A Comprehensive Guide About Moving on From O-Level to Polytechnic

The GCE O level examinations will be taken by all students in express stream (except for schools where students are exempted, including IP and IB schools). It serves as an important check point for progress as well. This is probably the reason why students stress over the fact that they need to perform well in their examination in order to set themselves on the “right path”. In fact, there is no right or wrong because there are so many options available for Singapore students to go for; what’s most important is to be aware of the options.

Source: khaleejtimes.com


Students will receive a final score for their O levels based on the grades that they get. They will automatically receive the minimum possible score that fulfills the L1R5 criteria (1 language and 5 other subjects) and may subtract more points based on CCA performance and for some students based on higher mother tongue grade.

This final score will determine the polytechnics that the students will be eligible to go to. After receiving their Cambridge O level score, students will be able to choose from the different polytechnics and each of them will have their own cut off point to accept students. The aggregate score provided by the school should only be used as a guide as even if students have higher points than required, they may still get into the course based on how popular it is. 


Students will have to meet certain requirements to take up a course from O level to Polytechnic. This is called the Minimum Entry Requirements and will be dependent on what course the students are aiming to take. However, this process is made easier for students by providing them with a list of what courses they qualify for when they get their O level results.

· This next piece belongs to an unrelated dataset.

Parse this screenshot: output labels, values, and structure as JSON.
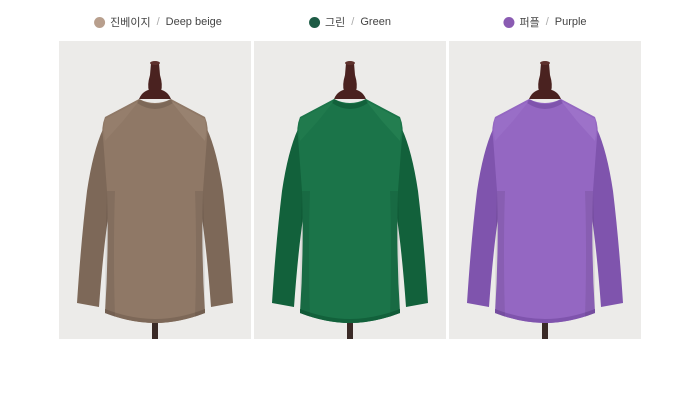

The aggregate score calculation for polytechnic will be slightly different depending on the course that the student is applying for. The calculation of the score follows ELR2B2 format which is English, 2 relevant subjects (which depend on the course) and 2 best subjects. 


Students will be given 12 choices for what courses they want to enrol in. For the first few choices, students should put courses in which they are very interested in but do not meet the cut-off point (if such courses exist; if the student meets the cut off for all the courses that they want to go then they can go straight to the second step). This is so that if the students get a bit lucky, they can get into the course that they really want. Followed by that, their next few choices should be courses in which they still have interest but are able to meet the cut-off point. This is a backup plan in case they get rejected from their main courses that they are interested in.

Finally, their last few choices should be courses in which they may not necessarily be interested in but are ones in which they can definitely enroll in (the cut-off point is a few points higher than what they obtain). By following this guide students will be able to maximize their chances of getting a course that they actually want to get into.